BUILDING A BOT is a topic worthy of a book of its own; it would be foolish of me to presume to teach anyone to build a bot in one chapter. Moreover, this is a design-focused book, so it might not be relevant to you to know all the details and processes involved in engineering a production-ready bot. Having said that, it is important for everyone in this industry to have a basic knowledge of how the technology works and what kinds of tools you can use to build a bot.
In contrast to mobile apps, bots are not installed (deployed as native code) on the platforms on which they run. Instead, the bot connects to the user or team through a set of application programming interfaces (APIs). In addition, the bot service does not ever communicate with the chat client directly; it is all done through the proxy of the chat platform service provider (e.g., Slack, Facebook, Kik, or Amazon’s servers).
Bots are not installed in the messaging clients; they are connected to the clients via APIs.

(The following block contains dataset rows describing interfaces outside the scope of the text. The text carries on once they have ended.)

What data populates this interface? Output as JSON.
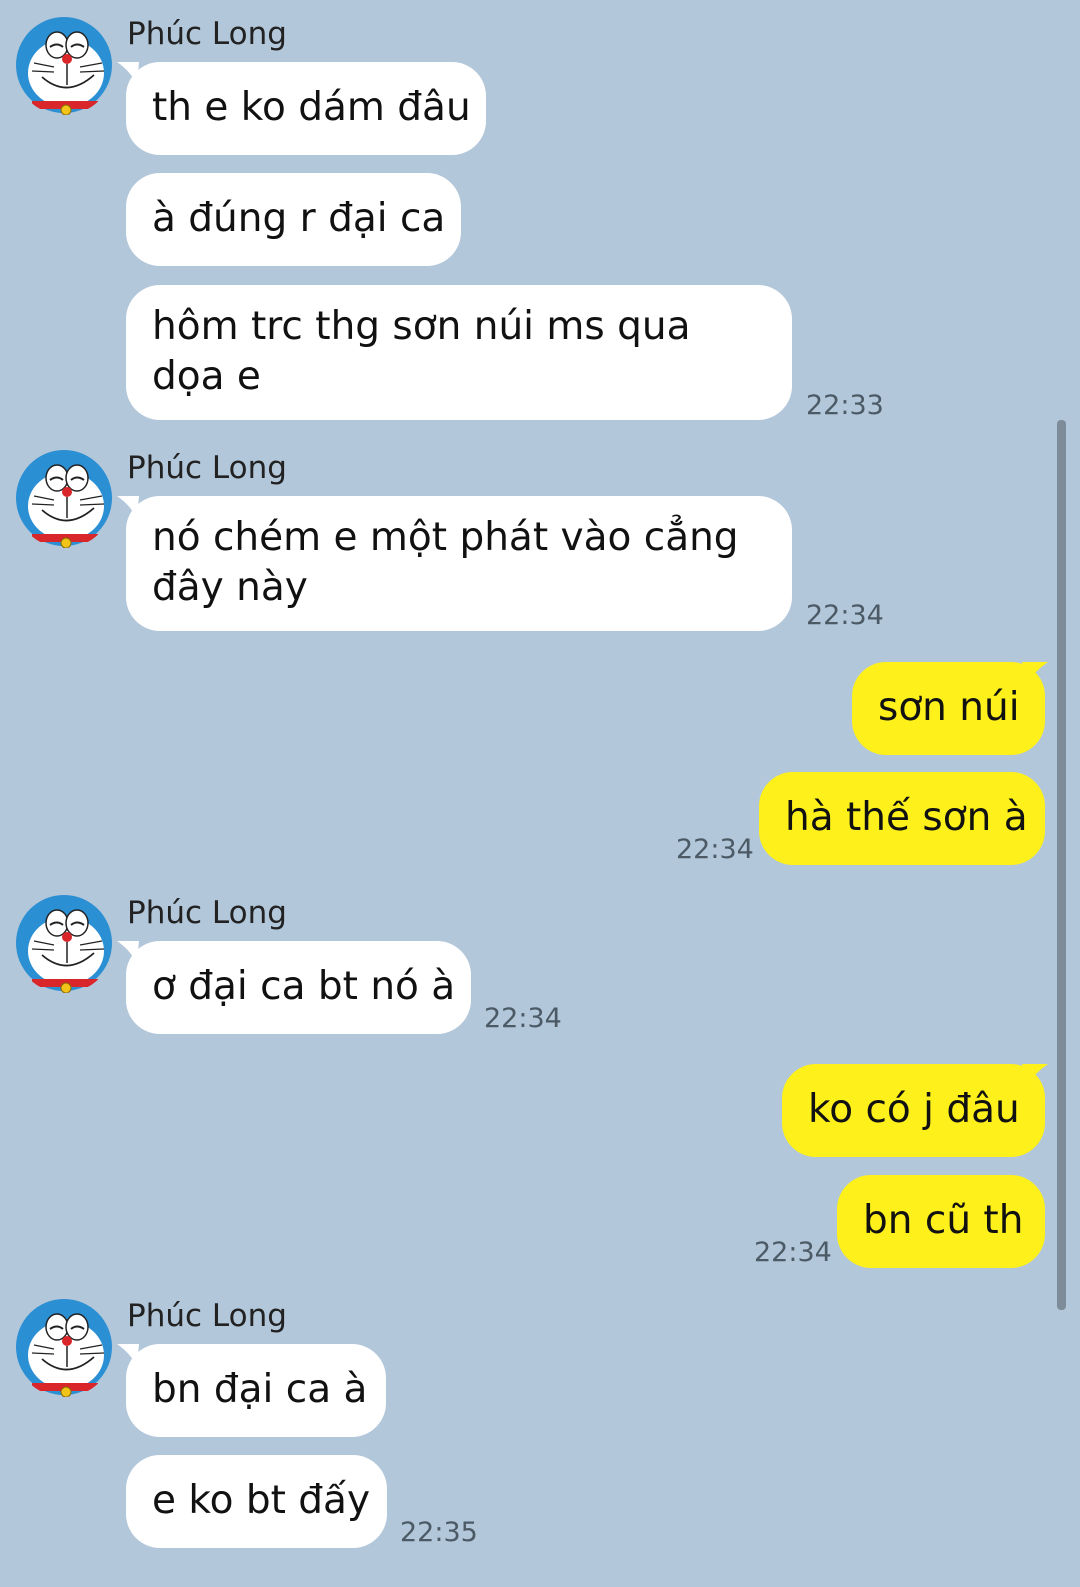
{
  "chat": {
    "contact_name": "Phúc Long",
    "messages": [
      {
        "text": "th e ko dám đâu"
      },
      {
        "text": "à đúng r đại ca"
      },
      {
        "text": "hôm trc thg sơn núi ms qua dọa e",
        "time": "22:33"
      },
      {
        "text": "nó chém e một phát vào cẳng đây này",
        "time": "22:34"
      },
      {
        "text": "sơn núi"
      },
      {
        "text": "hà thế sơn à",
        "time": "22:34"
      },
      {
        "text": "ơ đại ca bt nó à",
        "time": "22:34"
      },
      {
        "text": "ko có j đâu"
      },
      {
        "text": "bn cũ th",
        "time": "22:34"
      },
      {
        "text": "bn đại ca à"
      },
      {
        "text": "e ko bt đấy",
        "time": "22:35"
      }
    ]
  },
  "colors": {
    "background": "#b2c7da",
    "incoming_bubble": "#ffffff",
    "outgoing_bubble": "#fef01b"
  },
  "icons": {
    "avatar": "doraemon-avatar-icon"
  }
}
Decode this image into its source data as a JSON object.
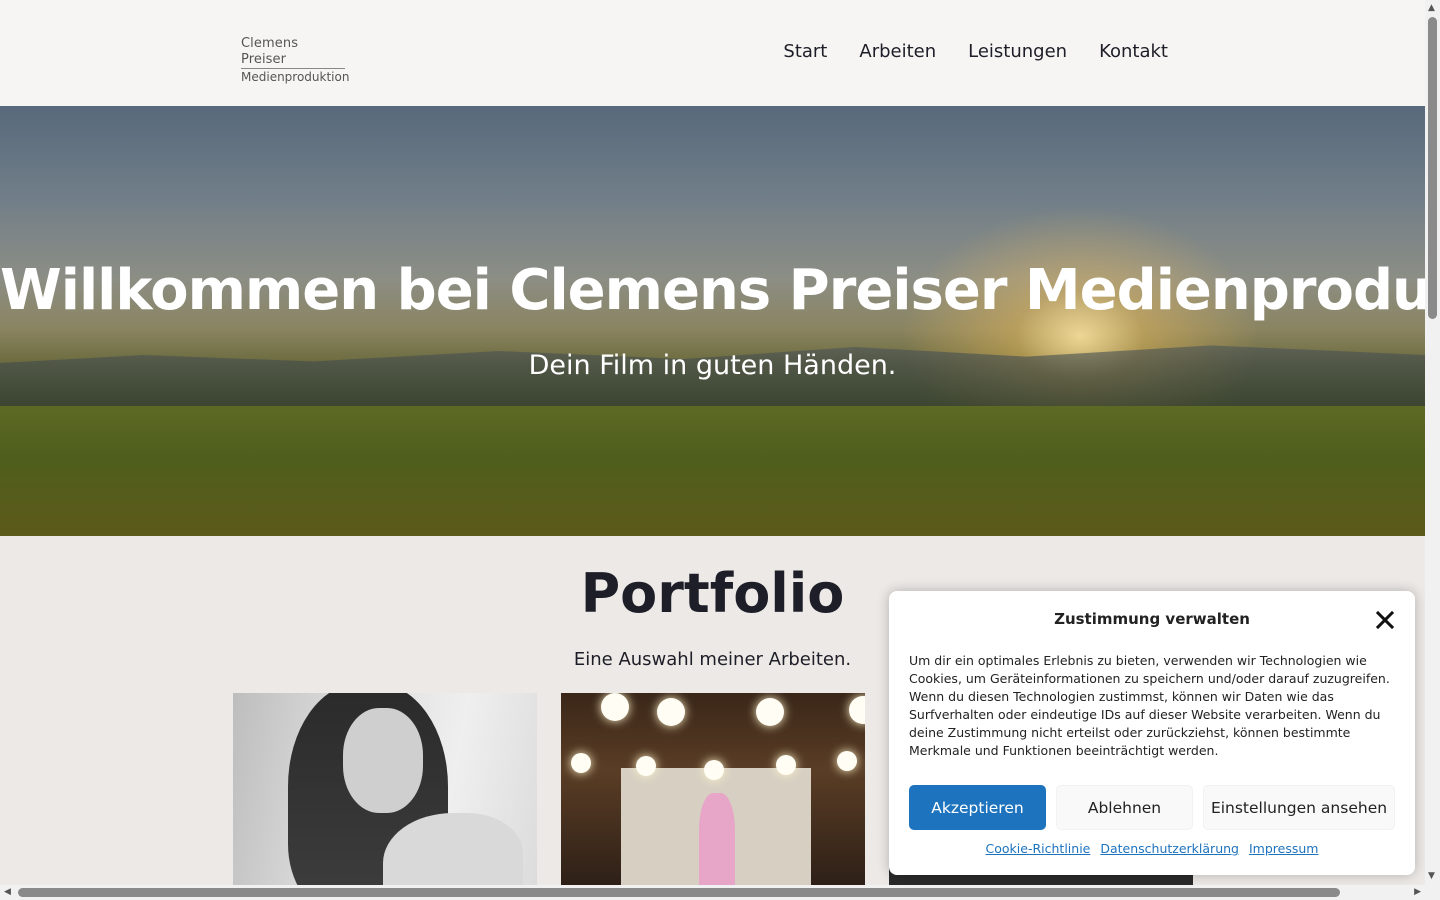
{
  "header": {
    "logo_line1": "Clemens Preiser",
    "logo_line2": "Medienproduktion",
    "nav": [
      "Start",
      "Arbeiten",
      "Leistungen",
      "Kontakt"
    ]
  },
  "hero": {
    "title": "Willkommen bei Clemens Preiser Medienproduktion",
    "subtitle": "Dein Film in guten Händen."
  },
  "portfolio": {
    "title": "Portfolio",
    "subtitle": "Eine Auswahl meiner Arbeiten."
  },
  "cookie_banner": {
    "title": "Zustimmung verwalten",
    "text": "Um dir ein optimales Erlebnis zu bieten, verwenden wir Technologien wie Cookies, um Geräteinformationen zu speichern und/oder darauf zuzugreifen. Wenn du diesen Technologien zustimmst, können wir Daten wie das Surfverhalten oder eindeutige IDs auf dieser Website verarbeiten. Wenn du deine Zustimmung nicht erteilst oder zurückziehst, können bestimmte Merkmale und Funktionen beeinträchtigt werden.",
    "accept_label": "Akzeptieren",
    "deny_label": "Ablehnen",
    "settings_label": "Einstellungen ansehen",
    "links": [
      "Cookie-Richtlinie",
      "Datenschutzerklärung",
      "Impressum"
    ]
  },
  "colors": {
    "accent": "#1e73be",
    "header_bg": "#f6f5f3",
    "page_bg": "#ece9e6",
    "text": "#1e1e28"
  }
}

As you can see in Figure 18-1, the chat platform relays messages from the clients to your bot, and can add information such as presence and other events. The chat platform lets your bot send messages and perform additional operations, such as creating channels, inviting users to a conversation, and broadcasting messages. Each platform has a slightly different API, depending on the platform’s ...